**Dataset excerpts**
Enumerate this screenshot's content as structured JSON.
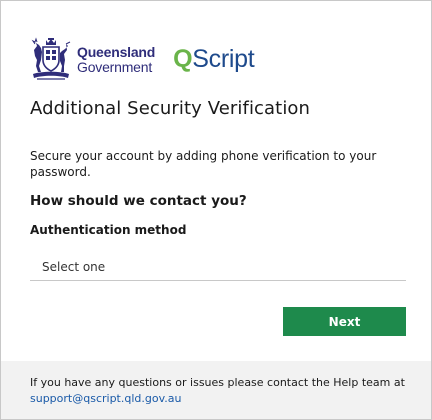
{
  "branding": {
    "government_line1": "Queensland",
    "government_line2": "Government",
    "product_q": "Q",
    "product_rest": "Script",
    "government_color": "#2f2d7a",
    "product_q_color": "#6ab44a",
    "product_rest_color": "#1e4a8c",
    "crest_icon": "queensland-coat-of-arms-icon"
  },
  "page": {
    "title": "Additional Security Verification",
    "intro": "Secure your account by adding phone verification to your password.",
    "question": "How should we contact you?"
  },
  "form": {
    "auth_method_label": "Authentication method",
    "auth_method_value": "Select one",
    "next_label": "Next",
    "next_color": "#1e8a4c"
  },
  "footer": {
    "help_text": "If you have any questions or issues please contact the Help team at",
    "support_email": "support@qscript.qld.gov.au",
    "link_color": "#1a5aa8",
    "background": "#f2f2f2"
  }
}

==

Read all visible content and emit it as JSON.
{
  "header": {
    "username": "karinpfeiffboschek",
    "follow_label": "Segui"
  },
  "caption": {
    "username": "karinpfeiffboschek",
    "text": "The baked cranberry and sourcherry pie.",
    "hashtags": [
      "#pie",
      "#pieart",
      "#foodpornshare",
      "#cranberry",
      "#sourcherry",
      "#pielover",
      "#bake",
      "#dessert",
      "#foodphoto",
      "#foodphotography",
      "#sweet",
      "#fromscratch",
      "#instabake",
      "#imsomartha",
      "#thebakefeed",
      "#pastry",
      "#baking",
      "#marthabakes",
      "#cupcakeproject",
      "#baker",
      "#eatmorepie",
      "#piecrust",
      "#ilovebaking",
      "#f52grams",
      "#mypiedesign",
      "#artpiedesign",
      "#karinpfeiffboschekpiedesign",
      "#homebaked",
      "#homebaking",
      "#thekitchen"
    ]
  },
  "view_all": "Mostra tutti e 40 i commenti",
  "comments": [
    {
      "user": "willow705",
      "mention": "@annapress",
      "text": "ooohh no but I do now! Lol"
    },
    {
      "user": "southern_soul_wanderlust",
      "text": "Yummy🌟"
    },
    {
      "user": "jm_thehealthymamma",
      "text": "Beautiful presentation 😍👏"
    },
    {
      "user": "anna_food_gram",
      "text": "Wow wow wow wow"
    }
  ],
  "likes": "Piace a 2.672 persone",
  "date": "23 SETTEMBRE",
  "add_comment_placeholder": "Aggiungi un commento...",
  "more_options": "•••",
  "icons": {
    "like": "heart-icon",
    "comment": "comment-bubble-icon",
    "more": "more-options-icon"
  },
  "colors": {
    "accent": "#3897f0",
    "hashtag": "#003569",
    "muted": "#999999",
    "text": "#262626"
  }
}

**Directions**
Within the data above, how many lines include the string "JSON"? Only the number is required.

**Result of the task**
2